Colby Swettberg is executive director of Adoption & Foster Care Mentoring organization.

Around this time of year, thousands of young adults who’ve just turned 18 are getting started with their first year of college. They’ll spend the next four (or five or six) years transitioning from late adolescence into early adulthood until they’re ready to live on their own.

But turning 18 means something else entirely for many older adolescents who have grown up in foster care. It means they have been fast-tracked to independent living, without many of the supports youth typically get from their families of origin and without much of an adjustment period. Statewide, there are 8,976 children and young adults in foster care. About 260 are in the Cambridge area.

Some are seeking what’s called an Alternative Planned Permanent Living Arrangement — a term that applies to youth in foster care ages 16 and over trying to establish a “lifelong permanent connection” with an adult who will help them “obtain life skills training and a stable living environment,” according to a quarterly report from the state Department of Children and Families.

Without this, the immediate future for many youth “aging out” of foster care is bleak. Turning 18 can mean a sudden loss in housing and financial assistance, access to resources and relationships with caretakers and providers. Left to support themselves, young people leaving foster care rarely have the social capital, economic means or skills to make a smooth transition into adulthood. Many often lack the basic tools necessary for success, such as a high school diploma, driver’s license, work experience or a bank account. Studies show that these young people face disproportionately higher rates of homelessness, incarceration, unemployment, dependence on public assistance, substance abuse and a tendency for other high-risk behaviors.

Research sponsored by the National Academy of Sciences tells us it helps if we can provide young people consistently with the following five resources:

  • Ongoing, nurturing relationships with adults and positive relationships with peers.
  • Safe and stable places for living, learning, working and playing.
  • Values, skills, opportunities and supports that promote physical and mental health.
  • Educational preparation and economic opportunity.
  • Chances to make a difference through community service and civic engagement.

This fall, as other 18-year-olds settle into their dorm living arrangements and look toward a future of continued learning, the Adoption & Foster Care Mentoring organization will invite a cohort of youth to join the AFC Leaders program and help young people aging out of foster care. The program will offer mentorship, skill-building workshops, leadership opportunities and individualized s aupport — and also chance to earn up to $3,000 in a matched savings program as they learn much-needed life skills such as financial literacy, housing, transportation, self-care and career development.

But what can you do to help? Plenty.

Working with a young person in need is a critical step toward helping them avoid a future dotted with homelessness, incarceration and chronic unemployment.

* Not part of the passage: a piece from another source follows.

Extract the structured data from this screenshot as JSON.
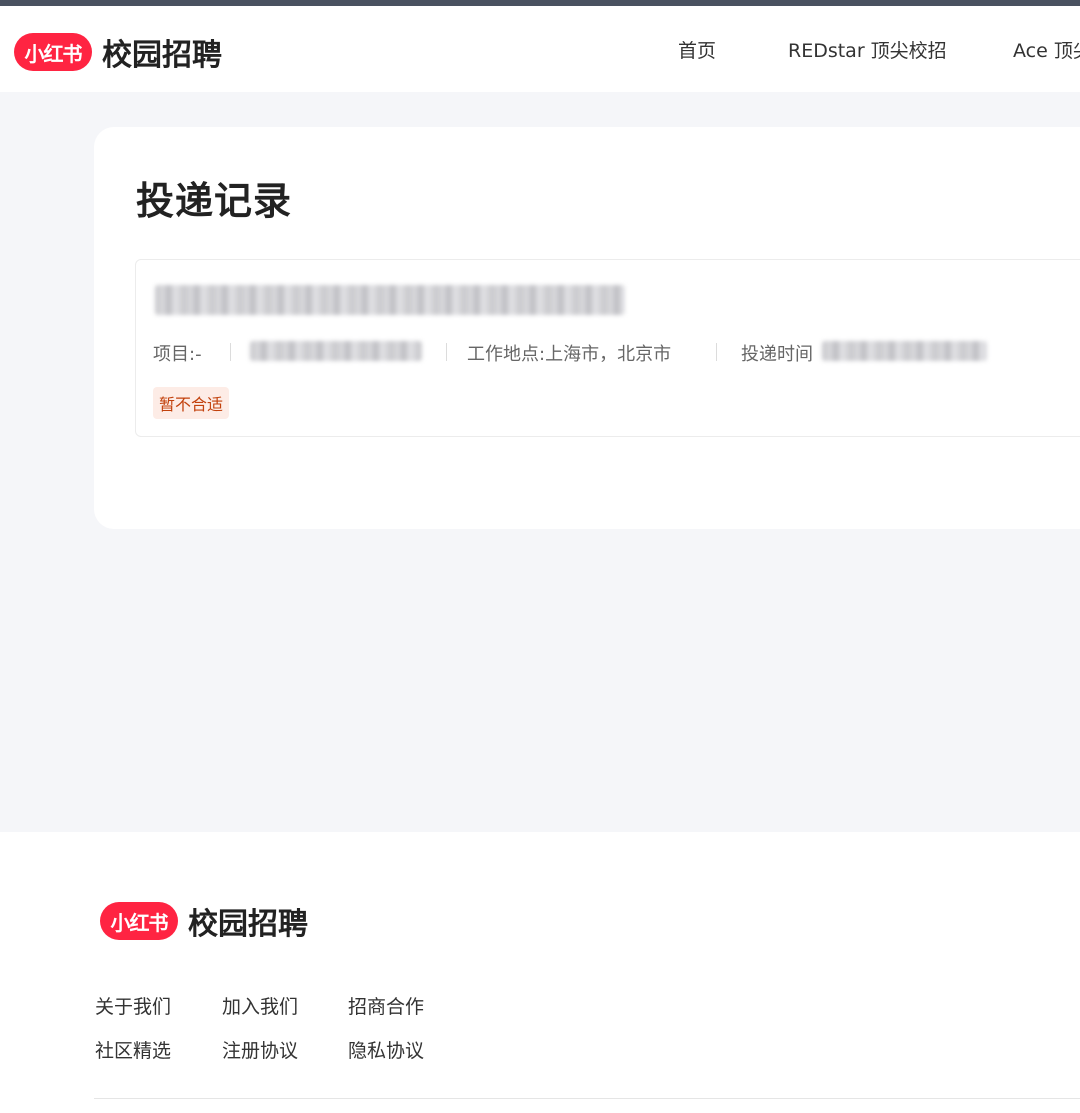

Adoption & Foster Care Mentoring has great need for ordinary people willing to make an extraordinary commitment to youth in foster care. If you can be a mentor and dedicate at least eight hours a month over 12 months, you can make a difference. In the process, two lives can be changed for better: that of the young person being mentored, and yours. You just might be surprised at what you learn about yourself in the process.

Colby Swettberg is the executive director of Adoption & Foster Care Mentoring. She was recently named a member of the national 2012 class of Angels in Adoption by U.S. Sen. John Kerry and the Congressional Coalition on Adoption Institute